** Input data **
____________________

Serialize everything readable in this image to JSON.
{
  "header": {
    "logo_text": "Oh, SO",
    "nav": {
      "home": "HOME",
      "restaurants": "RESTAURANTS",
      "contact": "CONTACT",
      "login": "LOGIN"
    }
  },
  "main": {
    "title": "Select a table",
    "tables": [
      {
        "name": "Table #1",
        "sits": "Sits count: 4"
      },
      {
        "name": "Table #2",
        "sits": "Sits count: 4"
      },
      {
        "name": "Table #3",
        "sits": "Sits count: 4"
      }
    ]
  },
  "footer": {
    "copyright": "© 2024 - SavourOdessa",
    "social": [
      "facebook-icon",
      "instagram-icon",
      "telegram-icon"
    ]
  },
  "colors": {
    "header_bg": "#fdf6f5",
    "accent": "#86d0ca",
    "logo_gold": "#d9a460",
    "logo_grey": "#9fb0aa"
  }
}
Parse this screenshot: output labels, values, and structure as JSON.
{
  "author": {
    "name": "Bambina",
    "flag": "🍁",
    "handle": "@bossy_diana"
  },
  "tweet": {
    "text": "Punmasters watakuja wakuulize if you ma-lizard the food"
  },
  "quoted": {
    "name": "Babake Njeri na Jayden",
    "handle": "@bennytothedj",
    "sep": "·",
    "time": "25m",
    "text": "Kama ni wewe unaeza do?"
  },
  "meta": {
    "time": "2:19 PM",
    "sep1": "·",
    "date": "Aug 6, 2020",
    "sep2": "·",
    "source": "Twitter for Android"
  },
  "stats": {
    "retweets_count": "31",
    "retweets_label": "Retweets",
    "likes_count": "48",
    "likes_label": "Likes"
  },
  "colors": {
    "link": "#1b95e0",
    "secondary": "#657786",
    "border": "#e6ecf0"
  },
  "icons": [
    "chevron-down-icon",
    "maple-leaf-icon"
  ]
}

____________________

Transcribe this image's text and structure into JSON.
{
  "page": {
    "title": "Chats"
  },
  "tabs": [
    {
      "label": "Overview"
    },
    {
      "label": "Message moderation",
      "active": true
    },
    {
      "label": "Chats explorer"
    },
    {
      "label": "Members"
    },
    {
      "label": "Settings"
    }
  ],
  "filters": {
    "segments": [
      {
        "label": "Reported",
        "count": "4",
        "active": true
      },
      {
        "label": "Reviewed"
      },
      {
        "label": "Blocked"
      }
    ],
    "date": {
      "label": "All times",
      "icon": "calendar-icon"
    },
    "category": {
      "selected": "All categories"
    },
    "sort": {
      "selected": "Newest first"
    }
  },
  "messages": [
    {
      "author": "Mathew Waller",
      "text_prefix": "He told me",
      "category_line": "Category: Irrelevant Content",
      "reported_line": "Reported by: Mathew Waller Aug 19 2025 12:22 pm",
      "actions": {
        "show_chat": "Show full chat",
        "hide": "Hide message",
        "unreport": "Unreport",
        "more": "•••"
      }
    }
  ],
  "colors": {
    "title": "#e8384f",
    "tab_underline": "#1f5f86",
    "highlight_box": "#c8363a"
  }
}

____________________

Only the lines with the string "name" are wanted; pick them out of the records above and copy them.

        "name": "Table #1",
        "name": "Table #2",
        "name": "Table #3",
    "name": "Bambina",
    "name": "Babake Njeri na Jayden",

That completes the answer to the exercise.